By Iosif Abramovich. Ostrovitdi8anov, Konstantin Vasil'evich, Lapidus
Read Online or Download An outline of political economy: Political economy and Soviet economics PDF
Similar economy books
This booklet illuminates British imperial coverage after international battle II within the context of monetary coverage and gives a singular argument concerning the finish of the British Empire. fiscal discrimination within the empire within the past due Forties and early Nineteen Fifties sustained Britain's restoration, whilst political keep an eye on within the colonies was once possible.
Eventually, a e-book that comes with company responsiblity for the surroundings whereas preserving the practicality of shock for the base line. It covers all of the bases with recognize to how in the monetary quarter businesses can comply with environmental swap, contain environmental reporting of their stability ledgers, and find out about the big variety of funding items with origins in environmental concerns being brought into the industry.
Isaac Asimov's starting place novels are one of many nice masterworks of technological know-how fiction. As unsurpassed combination of nonstop motion, bold principles, and broad world-building, they chronicle the fight of a brave staff of guys and ladies devoted to keeping humanity's mild in a galaxy plunged right into a nightmare of lack of information and violence thirty thousand years lengthy.
- Handbook of research on open source software: technological, economic, and social perspectives
- Architects of the International Financial System (Routledge International Studies in Money and Banking)

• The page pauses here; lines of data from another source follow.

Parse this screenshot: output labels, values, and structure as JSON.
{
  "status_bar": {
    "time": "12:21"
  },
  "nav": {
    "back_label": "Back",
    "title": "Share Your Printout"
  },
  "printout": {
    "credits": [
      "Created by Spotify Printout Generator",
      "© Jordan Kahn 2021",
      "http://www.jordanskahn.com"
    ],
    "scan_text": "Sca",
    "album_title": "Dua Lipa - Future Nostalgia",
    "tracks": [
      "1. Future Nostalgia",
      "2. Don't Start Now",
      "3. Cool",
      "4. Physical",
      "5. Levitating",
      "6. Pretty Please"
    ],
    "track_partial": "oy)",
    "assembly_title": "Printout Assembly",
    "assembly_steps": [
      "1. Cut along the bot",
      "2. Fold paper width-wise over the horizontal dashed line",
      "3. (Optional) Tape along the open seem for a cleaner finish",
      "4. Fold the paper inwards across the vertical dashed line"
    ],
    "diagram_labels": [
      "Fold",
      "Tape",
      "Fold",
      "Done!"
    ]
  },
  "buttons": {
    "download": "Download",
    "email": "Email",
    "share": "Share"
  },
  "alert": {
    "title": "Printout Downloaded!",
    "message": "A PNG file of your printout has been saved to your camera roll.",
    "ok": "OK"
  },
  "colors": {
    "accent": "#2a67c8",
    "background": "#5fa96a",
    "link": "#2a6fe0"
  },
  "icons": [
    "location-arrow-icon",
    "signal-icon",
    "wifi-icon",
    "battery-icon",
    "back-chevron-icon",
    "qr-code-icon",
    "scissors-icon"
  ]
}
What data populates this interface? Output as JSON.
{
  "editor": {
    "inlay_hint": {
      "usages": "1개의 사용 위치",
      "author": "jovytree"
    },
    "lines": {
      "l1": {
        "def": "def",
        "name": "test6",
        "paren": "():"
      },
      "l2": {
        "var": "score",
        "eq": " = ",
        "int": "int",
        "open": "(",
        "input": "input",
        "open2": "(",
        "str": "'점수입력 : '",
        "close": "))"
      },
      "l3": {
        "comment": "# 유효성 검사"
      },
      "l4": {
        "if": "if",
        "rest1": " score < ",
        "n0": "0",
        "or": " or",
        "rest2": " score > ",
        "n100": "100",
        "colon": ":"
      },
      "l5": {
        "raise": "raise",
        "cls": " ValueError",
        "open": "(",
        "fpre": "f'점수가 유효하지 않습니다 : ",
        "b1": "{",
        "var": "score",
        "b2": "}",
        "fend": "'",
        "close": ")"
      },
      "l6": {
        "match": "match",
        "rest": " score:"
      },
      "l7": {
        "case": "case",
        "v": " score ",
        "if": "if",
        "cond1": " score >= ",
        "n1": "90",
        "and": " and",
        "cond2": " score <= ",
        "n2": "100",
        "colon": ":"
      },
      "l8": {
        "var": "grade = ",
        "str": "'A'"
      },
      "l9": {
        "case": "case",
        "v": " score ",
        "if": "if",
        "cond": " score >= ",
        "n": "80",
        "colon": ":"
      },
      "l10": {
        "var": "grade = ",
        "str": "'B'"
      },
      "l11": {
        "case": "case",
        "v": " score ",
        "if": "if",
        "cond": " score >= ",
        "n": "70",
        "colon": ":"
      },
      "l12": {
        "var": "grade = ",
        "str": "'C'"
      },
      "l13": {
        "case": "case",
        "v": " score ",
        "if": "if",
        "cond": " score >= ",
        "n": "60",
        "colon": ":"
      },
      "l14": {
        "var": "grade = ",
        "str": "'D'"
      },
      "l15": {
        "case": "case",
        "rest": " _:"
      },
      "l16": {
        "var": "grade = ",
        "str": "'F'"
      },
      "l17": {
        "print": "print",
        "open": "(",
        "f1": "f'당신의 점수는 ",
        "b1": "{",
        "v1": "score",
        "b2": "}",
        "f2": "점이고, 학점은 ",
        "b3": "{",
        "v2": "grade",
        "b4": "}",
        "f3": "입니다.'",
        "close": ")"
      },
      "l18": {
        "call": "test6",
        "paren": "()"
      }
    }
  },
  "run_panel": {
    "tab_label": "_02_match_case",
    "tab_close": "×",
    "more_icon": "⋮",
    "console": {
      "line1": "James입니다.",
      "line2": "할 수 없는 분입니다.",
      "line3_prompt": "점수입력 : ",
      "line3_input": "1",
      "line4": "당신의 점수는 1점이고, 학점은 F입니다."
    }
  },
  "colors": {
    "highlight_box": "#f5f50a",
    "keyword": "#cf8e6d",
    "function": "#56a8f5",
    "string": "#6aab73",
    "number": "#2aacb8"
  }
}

- Achieving Economic Development in the Era of Globalization
- Economics and reality: Economics as social theory
Additional info for An outline of political economy: Political economy and Soviet economics
If your head is spinning with all these issues, imagine the plight of producers in developing countries, having to deal with unfamiliar rules in a foreign language; rules that can affect their proﬁts and perhaps their very existence. Imagine also the plight of governments of many of these countries, with few trained specialists, having to negotiate agreements on issues that they do not fully comprehend. It is difﬁcult to understand the implications of getting into an agreement when it relates to a subject on which one has little experience.
Developed countries have shown far less interest in liberalizing services involving the movement of people. What concessions have been made relate mainly to the temporary movement of business visitors and of managers and technicians employed by companies in the services markets dominated by Western corporations. In contrast, note that the movement of capital is not treated as temporary, that the transmission of technology has been severely restricted by the TRIPS agreement, and that no one is talking about allowing free migration of the vast army of skilled and unskilled manual workers who constitute the vast majority of the labour force in the developing world.
Nor is this a one-time adjustment: greater openness to trade means that a country’s producers will be continually buffeted by changes in technology, consumer tastes and government policies in the rest of the world. Developed countries have unemployment beneﬁts and retraining programmes that help to cushion the effects of these changes and, as you saw above, they have generously compensated their farmers for exposing them to greater international competition. There are no doubt several deﬁciencies in these provisions, and retraining is seldom effective: it is hard to retrain a displaced coal miner or steelworker for a job in information technology or ﬁnancial services.